The conservative justices were also concerned that striking the mandate but leaving other parts of the law in place would bankrupt the insurance market. Deputy Solicitor General Edwin Kneedler, who was arguing the severability issue instead of Donald Verrilli, disputed that contention. That was too much even for Justice Sotomayor (who is clearly going to vote to uphold the law), since that claim ignored “the congressional findings and all of the evidence Congress had before it that community ratings and guaranteed issuance would be a death spiral…without minimum coverage.”
Justice Scalia scolded the Deputy SG at the idea that the Court should go through every part of the 2,700 page law to decide which particular provisions should be kept. He clearly thought that was impractical. Justice Ginsburg made the half-joking suggestion that the government sit down with the challengers and try to agree on which provisions are peripheral, which Kneedler said could not be done. Scalia quipped that they could issue a conference report just like congressional committees do when they are trying to iron out differences between the Senate and House on a bill.
Kneedler argued that the doctrine of “judicial restraint” calls for not throwing out the entire law. But Justice Kennedy pointed out that if the Court struck down only part of the law, and the result was increased risk for insurance companies “that Congress had never intended… we would have a new regime that Congress did not provide for, did not consider [and it could] be argued at least to be a more extreme exercise of judicial power than…striking the whole [law].”
Clement told the Court that “the choice is to give Congress the task of fixing this statute…after some of it is struck down, or giving them the task of simply fixing the problem on a clean slate.” He did not think it was “a close choice.” The entire law “should fall.”
The afternoon session started at 1:00 and was again argued on behalf of the government by Solicitor General Verrilli. It concerned the new Medicaid spending conditions imposed on the states by ObamaCare. This question is murkier than the individual mandate. But if the Court finds the individual mandate unconstitutional and strikes down the entire law, they can avoid the Medicaid question in its entirety.
Verrilli ended his argument with a startling claim – that the provisions of the ObamaCare law actually “secure the blessings of liberty.” He said with a straight face that “for the Court’s obligation to ensure that the federal government remains a government of enumerated powers, that this is not a case in any of its aspects that calls that into question.”
Paul Clement could not let Verrilli get away with that absurd claim. He ended the day by saying that while he appreciated what the SG had said, he:
would respectfully suggest that it’s a very funny conception of liberty that forces somebody to purchase an insurance policy whether they want it or not. And it’s a very strange conception of federalism that says that we can simply give the States an offer that they can’t refuse, and through the spending power which is premised on the notion that Congress can do more because it’s voluntary, we can force the States to do whatever we tell them to. That is a direct threat to our federalism.

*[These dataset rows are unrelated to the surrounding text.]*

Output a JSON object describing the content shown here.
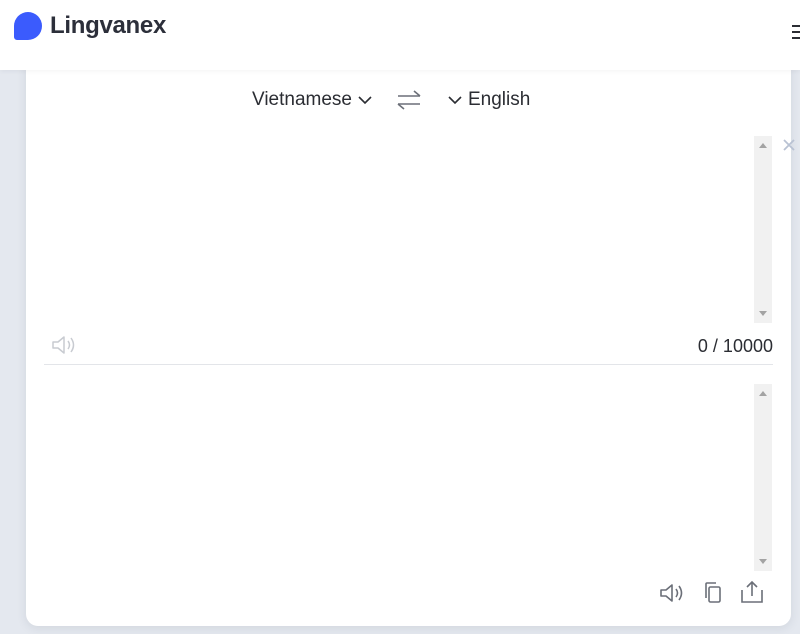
{
  "header": {
    "brand": "Lingvanex",
    "brand_color": "#3b5bfd",
    "menu_icon": "hamburger-menu-icon"
  },
  "translator": {
    "source_language": "Vietnamese",
    "target_language": "English",
    "swap_icon": "swap-arrows-icon",
    "source_text": "",
    "char_count": "0 / 10000",
    "target_text": "",
    "clear_icon": "close-icon",
    "source_speak_icon": "speaker-icon",
    "target_tools": [
      "speaker-icon",
      "copy-icon",
      "share-icon"
    ]
  }
}
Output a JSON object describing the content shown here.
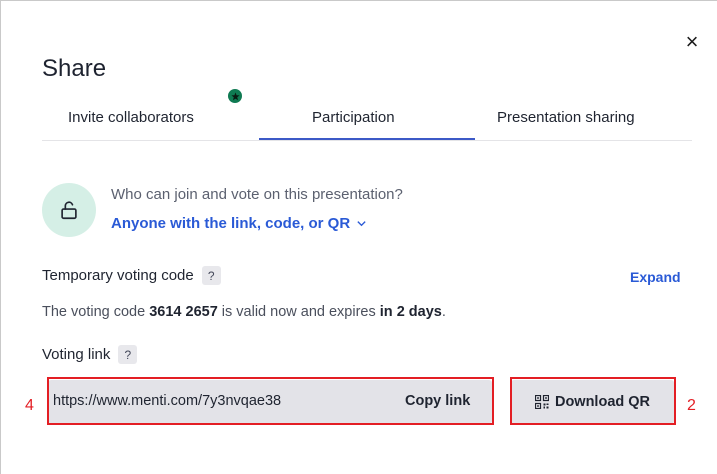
{
  "dialog": {
    "title": "Share",
    "close_symbol": "×"
  },
  "tabs": [
    {
      "label": "Invite collaborators",
      "active": false,
      "has_new_badge": true
    },
    {
      "label": "Participation",
      "active": true
    },
    {
      "label": "Presentation sharing",
      "active": false
    }
  ],
  "access": {
    "question": "Who can join and vote on this presentation?",
    "selected": "Anyone with the link, code, or QR",
    "icon": "unlock-icon"
  },
  "temporary_code": {
    "label": "Temporary voting code",
    "help": "?",
    "expand_label": "Expand",
    "text_prefix": "The voting code",
    "code": "3614 2657",
    "text_middle": "is valid now and expires",
    "expiry": "in 2 days",
    "text_suffix": "."
  },
  "voting_link": {
    "label": "Voting link",
    "help": "?",
    "url": "https://www.menti.com/7y3nvqae38",
    "copy_label": "Copy link",
    "qr_label": "Download QR"
  },
  "annotations": {
    "link_marker": "4",
    "qr_marker": "2"
  },
  "colors": {
    "accent_blue": "#2a5ad6",
    "tab_underline": "#3c59c7",
    "lock_bg": "#d5efe6",
    "annotation_red": "#e31e24",
    "badge_green": "#0f7a52"
  }
}
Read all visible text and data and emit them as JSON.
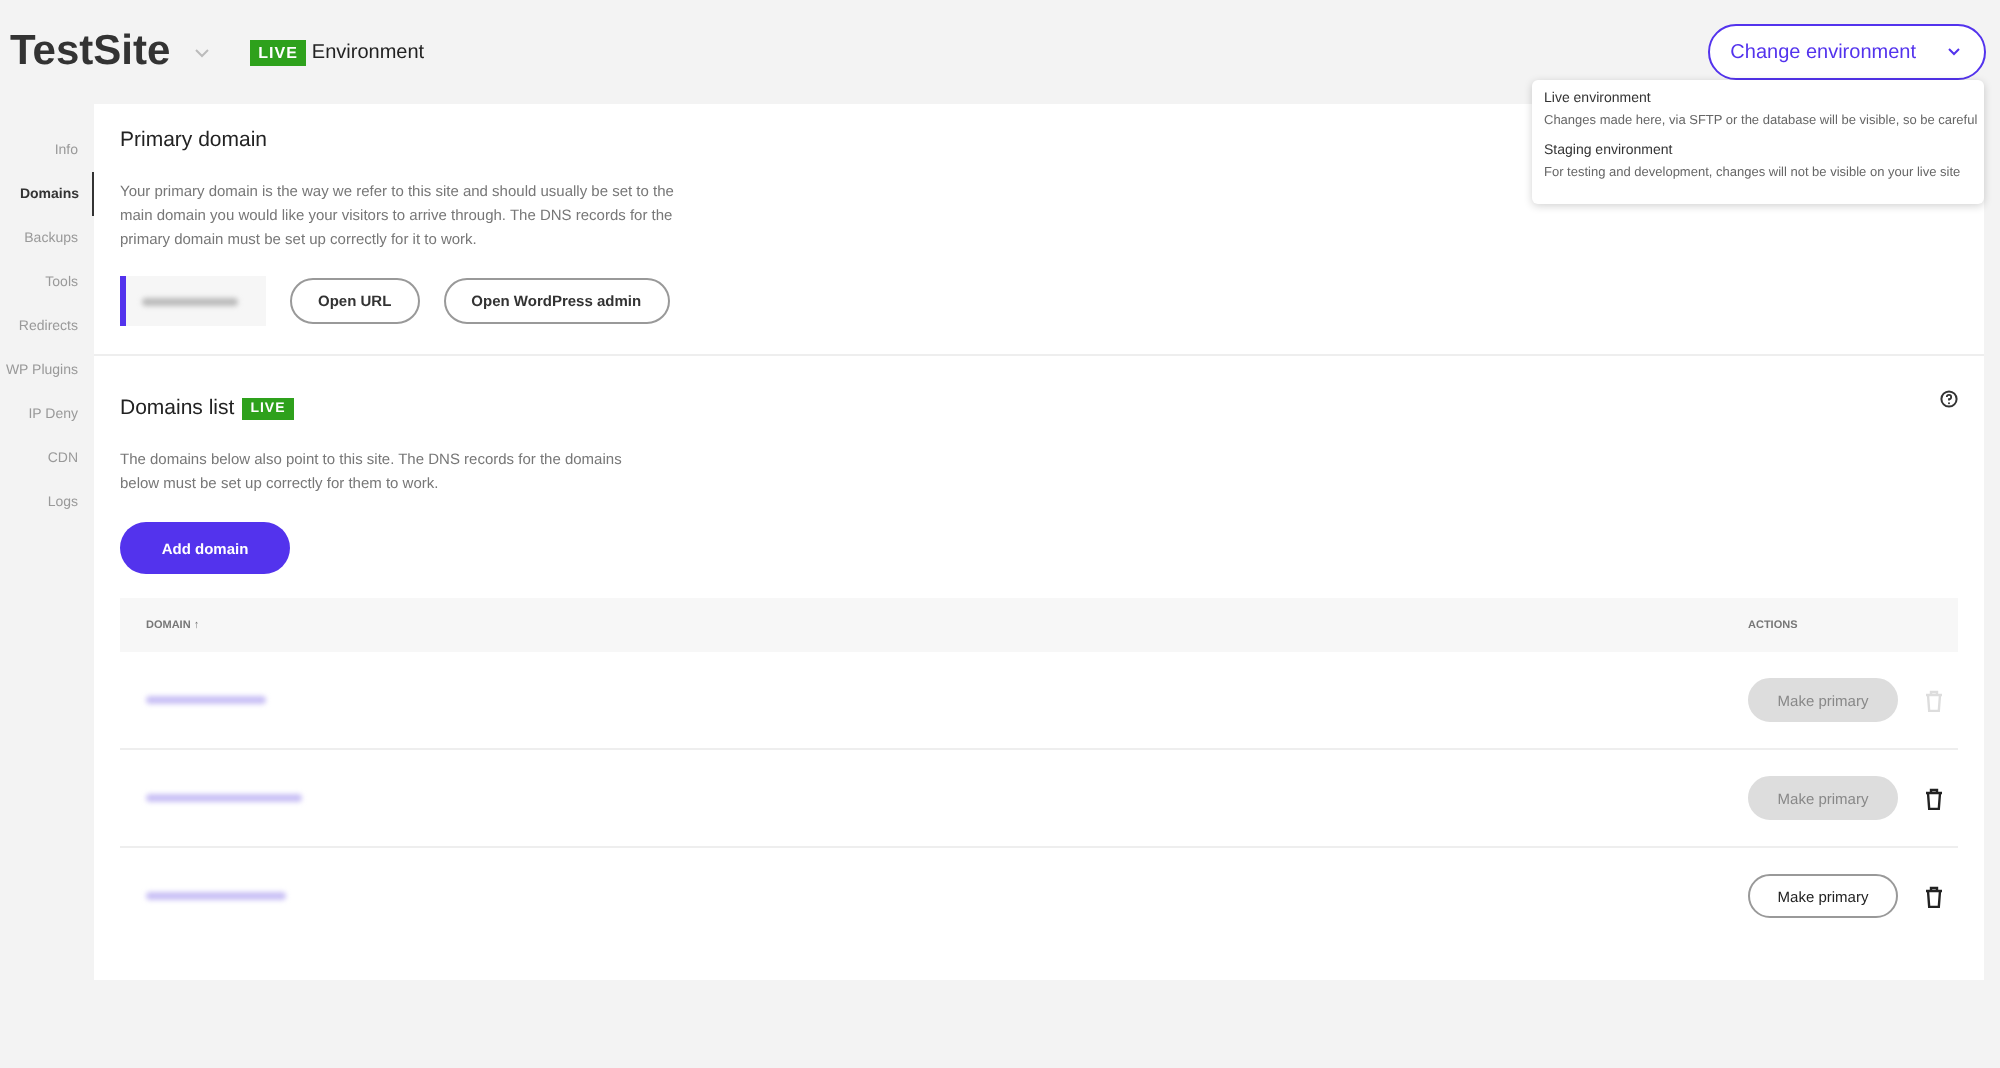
{
  "header": {
    "site_name": "TestSite",
    "env_badge": "LIVE",
    "env_label": "Environment",
    "change_button": "Change environment"
  },
  "env_menu": [
    {
      "title": "Live environment",
      "description": "Changes made here, via SFTP or the database will be visible, so be careful"
    },
    {
      "title": "Staging environment",
      "description": "For testing and development, changes will not be visible on your live site"
    }
  ],
  "sidebar": {
    "items": [
      {
        "label": "Info",
        "selected": false
      },
      {
        "label": "Domains",
        "selected": true
      },
      {
        "label": "Backups",
        "selected": false
      },
      {
        "label": "Tools",
        "selected": false
      },
      {
        "label": "Redirects",
        "selected": false
      },
      {
        "label": "WP Plugins",
        "selected": false
      },
      {
        "label": "IP Deny",
        "selected": false
      },
      {
        "label": "CDN",
        "selected": false
      },
      {
        "label": "Logs",
        "selected": false
      }
    ]
  },
  "primary_domain": {
    "title": "Primary domain",
    "description": "Your primary domain is the way we refer to this site and should usually be set to the main domain you would like your visitors to arrive through. The DNS records for the primary domain must be set up correctly for it to work.",
    "buttons": [
      "Open URL",
      "Open WordPress admin"
    ]
  },
  "domains_list": {
    "title": "Domains list",
    "badge": "LIVE",
    "description": "The domains below also point to this site. The DNS records for the domains below must be set up correctly for them to work.",
    "add_button": "Add domain",
    "table": {
      "columns": [
        "DOMAIN ↑",
        "ACTIONS"
      ],
      "rows": [
        {
          "action": "Make primary",
          "disabled": true,
          "delete_disabled": true
        },
        {
          "action": "Make primary",
          "disabled": true,
          "delete_disabled": false
        },
        {
          "action": "Make primary",
          "disabled": false,
          "delete_disabled": false
        }
      ]
    }
  }
}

I can’t think of a better ending to three days of arguments in the Supreme Court over fundamental issues of liberty and the power of the government in what is surely the most important case heard by the Court since Brown v. Board of Education.